Reports say the U.S. has carried out a drone strike on suspected militants in Yemen, the first after President Barack Obama offered reassurances the U.S. is continuing its counterterrorism operations in the country. The future of those operations has been in question following the collapse last week of Yemen’s government. VOA White House correspondent Luis Ramirez reports.
Video

Video Worldwide Photo Workshops Empower Youth

Last September, 20 young adults from South Sudan took part in a National Geographic Photo Camp. They are among hundreds of students from around the world who have learned how to use a camera to tell the stories of the people in their communities through the powerful medium of photography. Three camp participants talked about their experiences recently on a visit to Washington. VOA’s Julie Taboh reports.
Video

Video US, Japan Offer Lessons as Eurozone Launches Huge Stimulus

The Euro currency has fallen sharply after the European Central Bank announced a bigger-than-expected $67 billion-a-month quantitative easing program Thursday - commonly seen as a form of printing new money. Henry Ridgwell reports for VOA from London on whether the move might rescue the eurozone economy -- and what lessons have been learned from similar programs around the world.
Video

Video Oil Price Drop Troubles Texas Producers

As oil prices have fallen over the past several months, drilling operations have slowed in some parts of the United States - including Texas, the state that surpasses all others in energy production. The Lone Star State’s energy output has been boosted in recent years by development of resources trapped deep below ground in the Eagle Ford shale deposit, which stretches across south central Texas. As VOA’s Greg Flakus reports from Karnes City, Texas, the drop in oil prices has created concerns,
Video

Video Nigerian Elections Pose Concern of Potential Conflict in 'Middle Belt'

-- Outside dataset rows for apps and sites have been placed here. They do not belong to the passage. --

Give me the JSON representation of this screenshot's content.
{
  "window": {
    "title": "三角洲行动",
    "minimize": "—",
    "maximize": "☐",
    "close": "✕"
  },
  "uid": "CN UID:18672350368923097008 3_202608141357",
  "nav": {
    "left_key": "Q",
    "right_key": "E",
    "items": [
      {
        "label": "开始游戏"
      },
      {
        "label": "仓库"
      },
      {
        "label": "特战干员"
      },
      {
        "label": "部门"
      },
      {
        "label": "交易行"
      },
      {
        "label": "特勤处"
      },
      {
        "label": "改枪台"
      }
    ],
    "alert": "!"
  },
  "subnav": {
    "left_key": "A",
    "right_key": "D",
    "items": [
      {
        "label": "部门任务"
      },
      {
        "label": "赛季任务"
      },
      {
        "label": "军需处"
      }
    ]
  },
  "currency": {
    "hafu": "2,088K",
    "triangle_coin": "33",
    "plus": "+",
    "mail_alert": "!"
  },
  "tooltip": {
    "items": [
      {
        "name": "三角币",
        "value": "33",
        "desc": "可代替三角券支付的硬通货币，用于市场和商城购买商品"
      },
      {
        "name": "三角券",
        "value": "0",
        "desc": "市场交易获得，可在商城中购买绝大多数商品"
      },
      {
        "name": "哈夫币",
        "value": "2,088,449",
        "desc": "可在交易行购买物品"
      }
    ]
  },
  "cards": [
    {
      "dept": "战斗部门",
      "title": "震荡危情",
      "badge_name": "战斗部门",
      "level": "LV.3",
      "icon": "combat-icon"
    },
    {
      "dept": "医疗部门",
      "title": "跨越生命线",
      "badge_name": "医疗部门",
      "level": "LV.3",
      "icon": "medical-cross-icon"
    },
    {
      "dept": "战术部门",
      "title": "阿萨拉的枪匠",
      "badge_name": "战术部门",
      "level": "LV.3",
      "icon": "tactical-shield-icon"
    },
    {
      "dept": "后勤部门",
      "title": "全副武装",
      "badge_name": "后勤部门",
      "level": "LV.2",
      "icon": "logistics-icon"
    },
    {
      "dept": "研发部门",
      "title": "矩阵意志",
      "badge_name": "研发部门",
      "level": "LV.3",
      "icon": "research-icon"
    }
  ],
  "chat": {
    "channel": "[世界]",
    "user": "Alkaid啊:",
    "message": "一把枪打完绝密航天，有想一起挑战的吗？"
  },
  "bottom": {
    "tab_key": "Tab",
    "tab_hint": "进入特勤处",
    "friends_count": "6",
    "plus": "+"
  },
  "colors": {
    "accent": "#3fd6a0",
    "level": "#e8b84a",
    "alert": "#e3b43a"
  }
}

Nigeria’s north-central state of Kaduna has long been the site of fighting between Muslims and Christians as well as between people of different ethnic groups. As the February elections approach, community and religious leaders are making plans they hope will keep the streets calm after results are announced. Chris Stein reports from the state capital, Kaduna.
Video

Video As Viewership Drops, Obama Puts His Message on YouTube

Ratings reports show President Obama’s State of the Union address this week drew the lowest number of viewers for this annual speech in 15 years. White House officials anticipated this, and the president has decided to take a non-traditional approach to getting his message out. VOA White House correspondent Luis Ramirez reports.

Circumventing Censorship

An Internet Primer for Healthy Web Habits

As surveillance and censoring technologies advance, so, too, do new tools for your computer or mobile device that help protect your privacy and break through Internet censorship.
More

All About America

AppleAndroid